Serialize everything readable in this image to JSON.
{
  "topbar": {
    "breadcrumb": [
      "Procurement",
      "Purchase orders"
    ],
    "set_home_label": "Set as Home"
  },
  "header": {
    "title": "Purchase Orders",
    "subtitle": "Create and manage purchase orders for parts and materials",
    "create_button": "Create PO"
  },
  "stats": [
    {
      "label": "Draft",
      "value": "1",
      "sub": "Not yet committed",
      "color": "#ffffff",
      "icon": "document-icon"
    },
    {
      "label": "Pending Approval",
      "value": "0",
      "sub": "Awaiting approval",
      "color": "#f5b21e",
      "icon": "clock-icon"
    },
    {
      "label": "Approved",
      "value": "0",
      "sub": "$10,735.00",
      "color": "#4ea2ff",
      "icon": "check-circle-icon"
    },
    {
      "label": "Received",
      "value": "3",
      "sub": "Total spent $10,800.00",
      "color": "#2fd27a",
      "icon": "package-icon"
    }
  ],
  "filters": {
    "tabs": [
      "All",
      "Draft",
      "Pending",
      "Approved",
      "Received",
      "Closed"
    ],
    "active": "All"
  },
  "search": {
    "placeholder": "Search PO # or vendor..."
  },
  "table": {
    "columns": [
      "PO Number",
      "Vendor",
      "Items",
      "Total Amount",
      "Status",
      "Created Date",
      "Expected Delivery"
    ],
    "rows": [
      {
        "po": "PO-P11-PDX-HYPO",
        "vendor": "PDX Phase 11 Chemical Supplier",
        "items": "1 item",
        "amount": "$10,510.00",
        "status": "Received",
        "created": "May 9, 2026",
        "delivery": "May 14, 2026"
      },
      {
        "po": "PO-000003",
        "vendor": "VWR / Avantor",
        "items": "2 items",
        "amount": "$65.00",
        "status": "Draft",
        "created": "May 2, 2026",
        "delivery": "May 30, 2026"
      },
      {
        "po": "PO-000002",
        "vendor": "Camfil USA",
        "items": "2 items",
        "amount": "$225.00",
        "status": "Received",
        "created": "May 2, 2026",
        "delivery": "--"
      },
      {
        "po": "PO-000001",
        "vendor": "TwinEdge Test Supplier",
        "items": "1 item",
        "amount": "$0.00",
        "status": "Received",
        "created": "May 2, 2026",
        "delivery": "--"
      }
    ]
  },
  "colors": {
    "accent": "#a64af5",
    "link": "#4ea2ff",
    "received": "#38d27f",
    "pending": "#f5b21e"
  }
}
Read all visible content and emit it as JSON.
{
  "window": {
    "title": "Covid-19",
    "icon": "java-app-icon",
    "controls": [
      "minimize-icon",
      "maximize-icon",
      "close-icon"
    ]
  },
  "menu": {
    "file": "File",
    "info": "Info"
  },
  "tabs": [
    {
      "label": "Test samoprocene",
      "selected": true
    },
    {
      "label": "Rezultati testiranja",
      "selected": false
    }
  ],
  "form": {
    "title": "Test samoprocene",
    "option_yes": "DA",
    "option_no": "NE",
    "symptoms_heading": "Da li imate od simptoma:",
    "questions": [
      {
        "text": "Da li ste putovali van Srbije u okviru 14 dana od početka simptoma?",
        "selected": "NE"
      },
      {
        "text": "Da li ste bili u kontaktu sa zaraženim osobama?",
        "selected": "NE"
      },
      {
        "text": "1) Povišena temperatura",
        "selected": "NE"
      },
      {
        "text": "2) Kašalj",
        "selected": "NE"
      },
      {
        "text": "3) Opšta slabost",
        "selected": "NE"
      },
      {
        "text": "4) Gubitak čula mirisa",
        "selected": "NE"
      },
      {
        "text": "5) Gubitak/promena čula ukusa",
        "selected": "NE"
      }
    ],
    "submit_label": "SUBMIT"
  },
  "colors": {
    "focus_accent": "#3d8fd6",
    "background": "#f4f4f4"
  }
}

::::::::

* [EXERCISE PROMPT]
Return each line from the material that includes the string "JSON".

* [YOUR SOLUTION]
Serialize everything readable in this image to JSON.
Read all visible content and emit it as JSON.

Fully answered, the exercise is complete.